“Shifting the in-person program to a virtual format was challenging at first, but we were able to really bring a well-rounded, well-thought-out, exciting experience to the kids,” Williams recounted. “Many of the kids were missing the connection with their friends and teachers, so they really enjoyed that.”
TAF@Saghalie’s Jumpstart began in early July and was conducted mainly through Zoom for four weeks. Students learned about four countries — Guatemala, Indonesia, Australia, and France — before creating websites to showcase their acquired knowledge about their cultures. They also used their STEM kits to build items like a bicycle racer and STEM tops.
Sixth-grade teachers Ms. May and Mr. Tracey made good use of Zoom’s breakout rooms in which several workshop leaders joined classroom sessions to provide lessons. Students participated in financial literacy lessons led by Bank of America’s Financial Beginnings program. They also learned coding fundamentals from TAF Teacher Scientist Partnership (TSP) Program Manager Michelle Oliver and volunteer professionals from Amazon and Google.
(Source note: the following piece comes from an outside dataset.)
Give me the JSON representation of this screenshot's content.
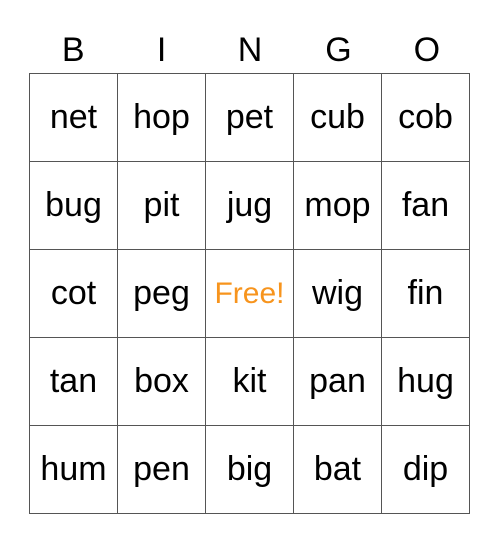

“When I first started with the kids that first week, I asked if any of the kids had done any coding at all,” Oliver shared. “Some of them had, but only on Scratch which is block code. So basically, all of the kids started from ground zero, learning not only about structure and content but also about the fundamentals of how to create the framework of the website while also adding multiple CSS and HTML tags — all from scratch.”
“They did such a good job! You could see when they were grasping it when they began putting in some humor.”
Teacher Scientist Partnership (TSP) Program Manager, TAF
Thursday’s presentations were a victory with 100% student participation. Students sported Jumpstart program t-shirts, shared favorite creations from their STEM kit, provided an overview of one of the countries they studied and shared their screens to display the website they created and their code. Some parents made an on-screen appearance to support their child and beamed with pride while their students presented. Lastly, teachers praised the participants for their effort, perseverance, and ability to have fun.
“They did such a good job! You could see when they were grasping it when they began putting in some humor,” Oliver said with satisfaction. “One of the kids, August, even did an advanced image tag that included a squawking rooster while using ordered and unordered HTML list tags. It was super cute!”
“My favorite thing about Jumpstart was meeting new people and the teachers I might have next year,” Jaylyn, an incoming 6th-grader, reflected. “My favorite thing was completing my website, meeting new people, and playing games,” Michael shared. Another student shared his most significant success as making the code work on his website, saying, “I was proud of that.”
“Many of the kids expressed that they enjoyed coding and stem kits,” Williams shared when asked about the program’s success. “Kids learned new skills that will carry them into the school year.”